**What you should do**:
In the entries that follow, how many lines contain "title"? Please reply with only the number.

**Raw data**:
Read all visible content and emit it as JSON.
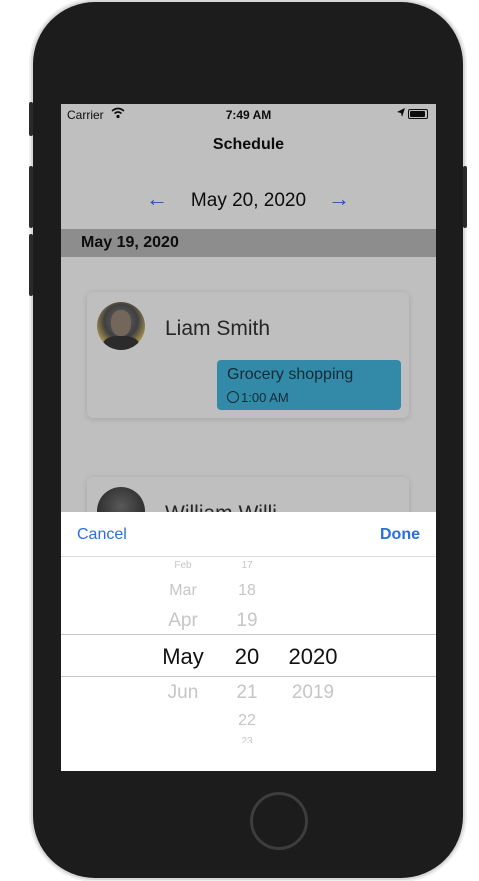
{
  "status_bar": {
    "carrier": "Carrier",
    "time": "7:49 AM"
  },
  "nav": {
    "title": "Schedule"
  },
  "date_nav": {
    "prev_icon": "arrow-left-icon",
    "next_icon": "arrow-right-icon",
    "date": "May 20, 2020"
  },
  "section": {
    "header": "May 19, 2020"
  },
  "cards": [
    {
      "name": "Liam Smith",
      "event": {
        "title": "Grocery shopping",
        "time": "1:00 AM"
      }
    },
    {
      "name": "William Willi"
    }
  ],
  "picker": {
    "cancel": "Cancel",
    "done": "Done",
    "months": [
      "Feb",
      "Mar",
      "Apr",
      "May",
      "Jun"
    ],
    "days": [
      "17",
      "18",
      "19",
      "20",
      "21",
      "22",
      "23"
    ],
    "years": [
      "2020",
      "2019"
    ],
    "selected": {
      "month": "May",
      "day": "20",
      "year": "2020"
    }
  },
  "colors": {
    "accent": "#2a6fdb",
    "event_pill": "#45b9e0",
    "section_header": "#bdbdbd"
  }
}
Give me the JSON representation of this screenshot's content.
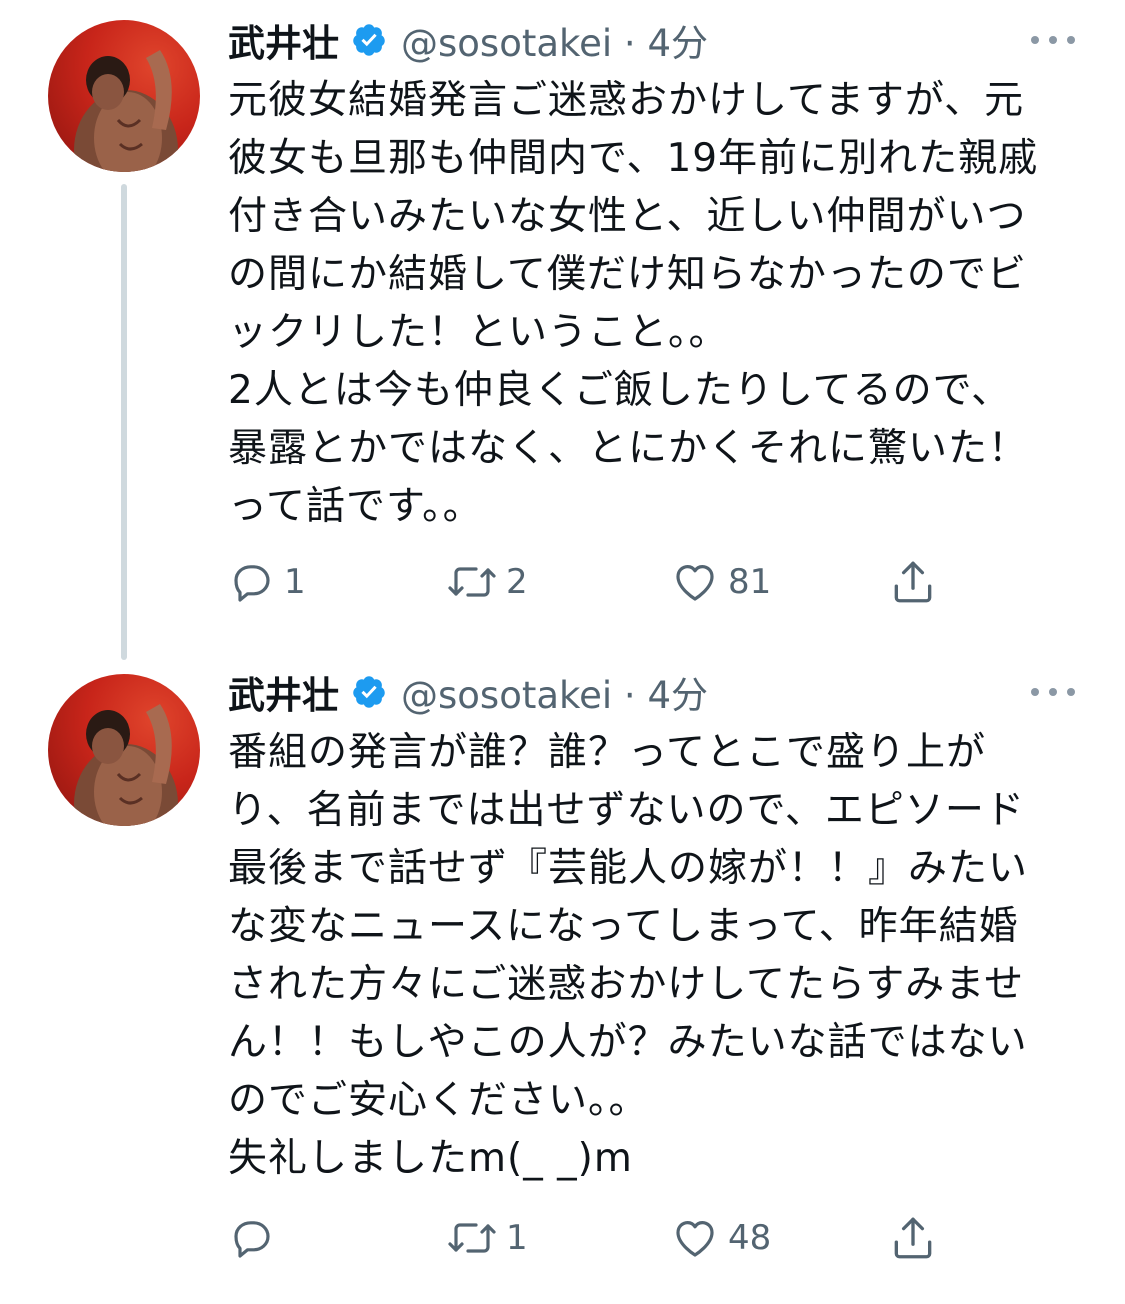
{
  "tweets": [
    {
      "author_name": "武井壮",
      "handle_time": "@sosotakei · 4分",
      "lines": [
        "元彼女結婚発言ご迷惑おかけしてますが、元",
        "彼女も旦那も仲間内で、19年前に別れた親戚",
        "付き合いみたいな女性と、近しい仲間がいつ",
        "の間にか結婚して僕だけ知らなかったのでビ",
        "ックリした！ということ。。",
        "2人とは今も仲良くご飯したりしてるので、",
        "暴露とかではなく、とにかくそれに驚いた！",
        "って話です。。"
      ],
      "reply_count": "1",
      "retweet_count": "2",
      "like_count": "81"
    },
    {
      "author_name": "武井壮",
      "handle_time": "@sosotakei · 4分",
      "lines": [
        "番組の発言が誰？誰？ってとこで盛り上が",
        "り、名前までは出せずないので、エピソード",
        "最後まで話せず『芸能人の嫁が！！』みたい",
        "な変なニュースになってしまって、昨年結婚",
        "された方々にご迷惑おかけしてたらすみませ",
        "ん！！もしやこの人が？みたいな話ではない",
        "のでご安心ください。。",
        "失礼しましたm(_ _)m"
      ],
      "reply_count": "",
      "retweet_count": "1",
      "like_count": "48"
    }
  ],
  "icons": {
    "verified": "verified-badge-icon",
    "more": "more-icon",
    "reply": "reply-icon",
    "retweet": "retweet-icon",
    "like": "heart-icon",
    "share": "share-icon"
  },
  "colors": {
    "verified_blue": "#1d9bf0",
    "secondary_text": "#536471",
    "avatar_red": "#c8251a"
  }
}
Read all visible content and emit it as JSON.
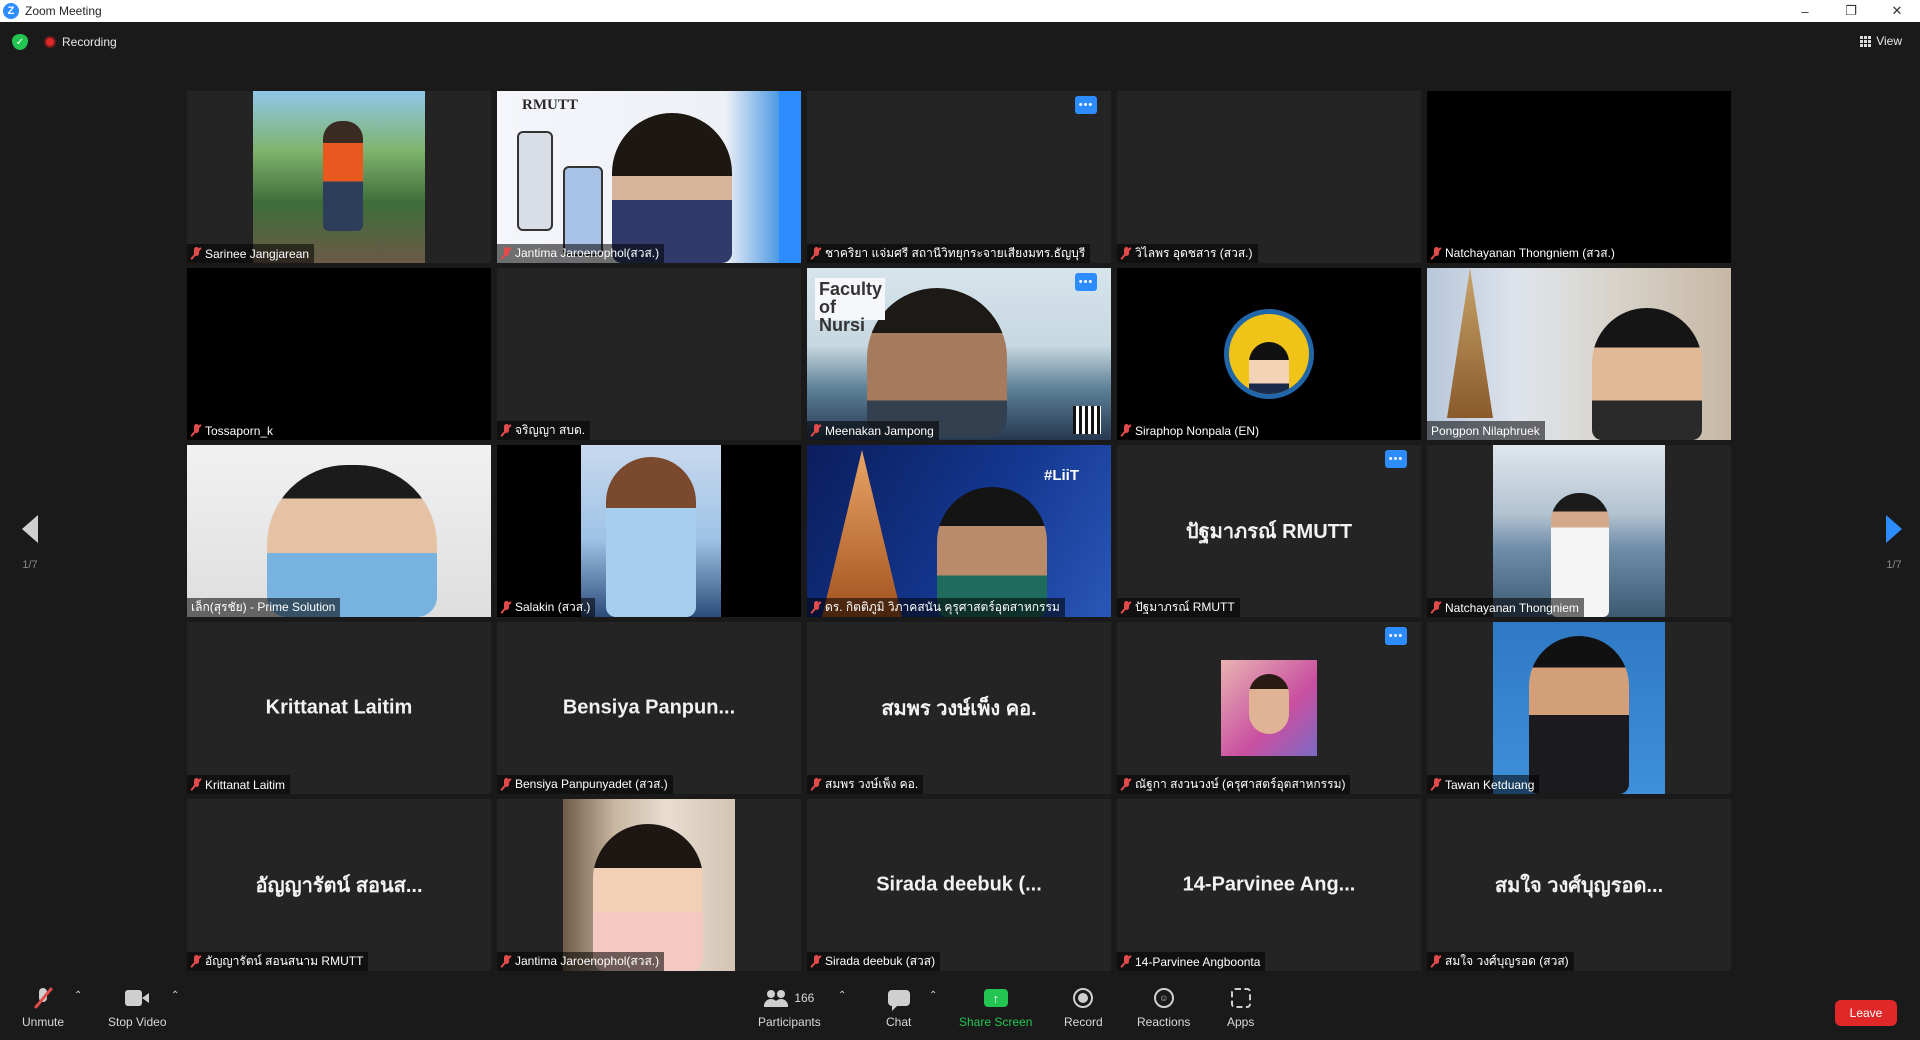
{
  "window": {
    "title": "Zoom Meeting",
    "logo_letter": "Z",
    "controls": {
      "minimize": "–",
      "restore": "❐",
      "close": "✕"
    }
  },
  "topbar": {
    "recording_label": "Recording",
    "view_label": "View"
  },
  "gallery": {
    "page_indicator": "1/7",
    "tiles": [
      {
        "name": "Sarinee Jangjarean",
        "muted": true
      },
      {
        "name": "Jantima Jaroenophol(สวส.)",
        "muted": true,
        "logo_text": "RMUTT"
      },
      {
        "name": "ชาคริยา แจ่มศรี สถานีวิทยุกระจายเสียงมทร.ธัญบุรี",
        "muted": true
      },
      {
        "name": "วิไลพร อุดชสาร (สวส.)",
        "muted": true
      },
      {
        "name": "Natchayanan Thongniem (สวส.)",
        "muted": true
      },
      {
        "name": "Tossaporn_k",
        "muted": true
      },
      {
        "name": "จริญญา สบด.",
        "muted": true
      },
      {
        "name": "Meenakan Jampong",
        "muted": true,
        "banner_text": "Faculty of Nursi"
      },
      {
        "name": "Siraphop Nonpala (EN)",
        "muted": true
      },
      {
        "name": "Pongpon Nilaphruek",
        "muted": false,
        "active_speaker": true
      },
      {
        "name": "เล็ก(สุรชัย) - Prime Solution",
        "muted": false
      },
      {
        "name": "Salakin  (สวส.)",
        "muted": true
      },
      {
        "name": "ดร. กิตติภูมิ วิภาคสนัน คุรุศาสตร์อุตสาหกรรม",
        "muted": true,
        "overlay_text": "#LiiT"
      },
      {
        "name": "ปัฐมาภรณ์ RMUTT",
        "muted": true,
        "display_name": "ปัฐมาภรณ์ RMUTT"
      },
      {
        "name": "Natchayanan Thongniem",
        "muted": true
      },
      {
        "name": "Krittanat Laitim",
        "muted": true,
        "display_name": "Krittanat Laitim"
      },
      {
        "name": "Bensiya Panpunyadet (สวส.)",
        "muted": true,
        "display_name": "Bensiya  Panpun..."
      },
      {
        "name": "สมพร วงษ์เพ็ง คอ.",
        "muted": true,
        "display_name": "สมพร วงษ์เพ็ง คอ."
      },
      {
        "name": "ณัฐกา สงวนวงษ์ (ครุศาสตร์อุตสาหกรรม)",
        "muted": true
      },
      {
        "name": "Tawan Ketduang",
        "muted": true
      },
      {
        "name": "อัญญารัตน์ สอนสนาม RMUTT",
        "muted": true,
        "display_name": "อัญญารัตน์ สอนส..."
      },
      {
        "name": "Jantima Jaroenophol(สวส.)",
        "muted": true
      },
      {
        "name": "Sirada deebuk (สวส)",
        "muted": true,
        "display_name": "Sirada deebuk (..."
      },
      {
        "name": "14-Parvinee Angboonta",
        "muted": true,
        "display_name": "14-Parvinee Ang..."
      },
      {
        "name": "สมใจ วงศ์บุญรอด (สวส)",
        "muted": true,
        "display_name": "สมใจ วงศ์บุญรอด..."
      }
    ]
  },
  "toolbar": {
    "unmute": "Unmute",
    "stop_video": "Stop Video",
    "participants": "Participants",
    "participant_count": "166",
    "chat": "Chat",
    "share_screen": "Share Screen",
    "record": "Record",
    "reactions": "Reactions",
    "apps": "Apps",
    "leave": "Leave"
  },
  "colors": {
    "accent": "#2d8cff",
    "share_green": "#23c552",
    "leave_red": "#e02828",
    "active_speaker": "#f2ec8c"
  }
}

**Your solution**:
3